··· Dataset content ···
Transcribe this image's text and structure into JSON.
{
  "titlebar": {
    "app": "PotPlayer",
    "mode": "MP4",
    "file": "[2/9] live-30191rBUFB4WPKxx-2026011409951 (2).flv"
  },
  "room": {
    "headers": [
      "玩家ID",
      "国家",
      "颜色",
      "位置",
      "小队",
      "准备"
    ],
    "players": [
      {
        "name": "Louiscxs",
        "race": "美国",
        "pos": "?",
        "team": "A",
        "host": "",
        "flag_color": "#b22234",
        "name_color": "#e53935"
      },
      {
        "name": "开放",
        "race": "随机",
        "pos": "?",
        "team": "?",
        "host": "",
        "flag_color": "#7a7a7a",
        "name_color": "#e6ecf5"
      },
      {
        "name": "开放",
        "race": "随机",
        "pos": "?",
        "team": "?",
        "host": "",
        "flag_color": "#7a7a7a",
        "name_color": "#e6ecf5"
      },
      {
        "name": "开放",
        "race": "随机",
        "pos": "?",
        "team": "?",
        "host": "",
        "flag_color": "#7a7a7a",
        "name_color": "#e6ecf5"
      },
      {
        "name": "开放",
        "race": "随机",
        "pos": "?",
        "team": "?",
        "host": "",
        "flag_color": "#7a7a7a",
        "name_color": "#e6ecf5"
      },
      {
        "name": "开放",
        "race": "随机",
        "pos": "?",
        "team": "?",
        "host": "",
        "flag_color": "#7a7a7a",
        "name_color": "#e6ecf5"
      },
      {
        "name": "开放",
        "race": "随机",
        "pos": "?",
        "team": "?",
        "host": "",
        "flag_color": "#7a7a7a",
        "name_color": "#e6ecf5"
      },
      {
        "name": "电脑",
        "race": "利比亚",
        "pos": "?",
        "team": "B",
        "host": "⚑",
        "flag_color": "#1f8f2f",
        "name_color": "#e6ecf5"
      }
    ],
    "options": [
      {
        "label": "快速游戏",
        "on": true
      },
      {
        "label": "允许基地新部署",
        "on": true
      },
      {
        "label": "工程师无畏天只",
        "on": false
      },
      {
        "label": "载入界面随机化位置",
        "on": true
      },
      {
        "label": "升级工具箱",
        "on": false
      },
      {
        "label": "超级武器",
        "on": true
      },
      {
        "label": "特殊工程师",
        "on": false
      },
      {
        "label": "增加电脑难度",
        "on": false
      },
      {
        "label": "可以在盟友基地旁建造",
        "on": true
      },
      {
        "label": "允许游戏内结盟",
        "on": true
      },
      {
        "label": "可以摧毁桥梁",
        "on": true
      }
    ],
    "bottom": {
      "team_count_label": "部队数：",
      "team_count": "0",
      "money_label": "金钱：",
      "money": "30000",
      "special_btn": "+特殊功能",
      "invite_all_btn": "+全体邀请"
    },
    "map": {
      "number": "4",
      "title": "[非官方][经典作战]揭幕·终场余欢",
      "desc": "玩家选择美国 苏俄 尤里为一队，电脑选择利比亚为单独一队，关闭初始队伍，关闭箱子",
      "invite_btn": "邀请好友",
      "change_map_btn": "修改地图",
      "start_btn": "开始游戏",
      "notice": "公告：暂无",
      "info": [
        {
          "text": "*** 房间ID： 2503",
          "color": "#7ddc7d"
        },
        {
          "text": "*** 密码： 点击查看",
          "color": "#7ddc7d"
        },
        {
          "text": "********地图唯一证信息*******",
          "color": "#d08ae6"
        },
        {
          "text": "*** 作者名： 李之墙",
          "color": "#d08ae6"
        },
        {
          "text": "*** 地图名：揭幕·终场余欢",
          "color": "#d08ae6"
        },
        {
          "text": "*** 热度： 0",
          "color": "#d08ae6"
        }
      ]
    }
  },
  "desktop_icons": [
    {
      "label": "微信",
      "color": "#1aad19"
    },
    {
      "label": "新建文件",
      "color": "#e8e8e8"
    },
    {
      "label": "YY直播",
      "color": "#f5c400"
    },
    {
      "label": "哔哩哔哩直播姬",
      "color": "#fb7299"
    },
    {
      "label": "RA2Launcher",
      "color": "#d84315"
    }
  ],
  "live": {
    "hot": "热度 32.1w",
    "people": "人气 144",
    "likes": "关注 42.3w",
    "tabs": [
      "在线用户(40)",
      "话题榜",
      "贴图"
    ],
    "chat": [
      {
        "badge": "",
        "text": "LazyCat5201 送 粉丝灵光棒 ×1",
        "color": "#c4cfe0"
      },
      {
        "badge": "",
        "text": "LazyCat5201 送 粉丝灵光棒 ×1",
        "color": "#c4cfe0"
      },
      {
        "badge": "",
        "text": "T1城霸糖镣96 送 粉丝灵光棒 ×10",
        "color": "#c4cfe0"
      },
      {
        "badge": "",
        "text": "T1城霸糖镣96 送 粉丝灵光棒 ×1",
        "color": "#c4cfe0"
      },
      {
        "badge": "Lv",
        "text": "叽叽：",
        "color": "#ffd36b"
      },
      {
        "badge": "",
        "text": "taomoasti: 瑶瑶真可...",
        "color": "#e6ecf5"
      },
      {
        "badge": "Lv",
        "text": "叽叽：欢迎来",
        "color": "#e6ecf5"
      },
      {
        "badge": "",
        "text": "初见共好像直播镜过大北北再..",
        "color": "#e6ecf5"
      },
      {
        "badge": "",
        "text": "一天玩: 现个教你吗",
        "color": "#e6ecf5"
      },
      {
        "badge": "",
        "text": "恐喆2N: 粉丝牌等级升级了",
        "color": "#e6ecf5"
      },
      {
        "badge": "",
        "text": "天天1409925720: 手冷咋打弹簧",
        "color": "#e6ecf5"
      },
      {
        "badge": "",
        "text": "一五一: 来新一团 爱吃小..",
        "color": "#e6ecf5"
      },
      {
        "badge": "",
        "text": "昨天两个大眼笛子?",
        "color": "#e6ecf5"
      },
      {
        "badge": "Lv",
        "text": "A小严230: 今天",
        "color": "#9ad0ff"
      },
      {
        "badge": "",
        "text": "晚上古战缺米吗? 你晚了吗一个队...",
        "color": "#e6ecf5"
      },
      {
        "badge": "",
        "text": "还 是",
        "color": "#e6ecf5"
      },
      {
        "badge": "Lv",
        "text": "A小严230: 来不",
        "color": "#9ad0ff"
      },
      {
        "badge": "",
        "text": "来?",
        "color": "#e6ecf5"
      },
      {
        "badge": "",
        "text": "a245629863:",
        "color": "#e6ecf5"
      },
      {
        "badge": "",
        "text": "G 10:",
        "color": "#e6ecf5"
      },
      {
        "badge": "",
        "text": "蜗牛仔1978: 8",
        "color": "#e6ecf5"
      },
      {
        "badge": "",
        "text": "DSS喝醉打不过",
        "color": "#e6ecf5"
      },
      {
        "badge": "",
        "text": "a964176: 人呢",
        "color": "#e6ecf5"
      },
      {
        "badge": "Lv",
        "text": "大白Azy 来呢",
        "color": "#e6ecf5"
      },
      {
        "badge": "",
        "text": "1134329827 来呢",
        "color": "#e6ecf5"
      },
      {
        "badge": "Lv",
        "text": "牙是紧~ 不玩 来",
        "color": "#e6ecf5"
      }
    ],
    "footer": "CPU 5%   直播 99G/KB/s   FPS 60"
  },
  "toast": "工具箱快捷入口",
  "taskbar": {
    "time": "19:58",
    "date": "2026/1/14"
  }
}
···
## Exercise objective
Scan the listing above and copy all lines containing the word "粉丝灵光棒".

## Response to the exercise
        "text": "LazyCat5201 送 粉丝灵光棒 ×1",
        "text": "LazyCat5201 送 粉丝灵光棒 ×1",
        "text": "T1城霸糖镣96 送 粉丝灵光棒 ×10",
        "text": "T1城霸糖镣96 送 粉丝灵光棒 ×1",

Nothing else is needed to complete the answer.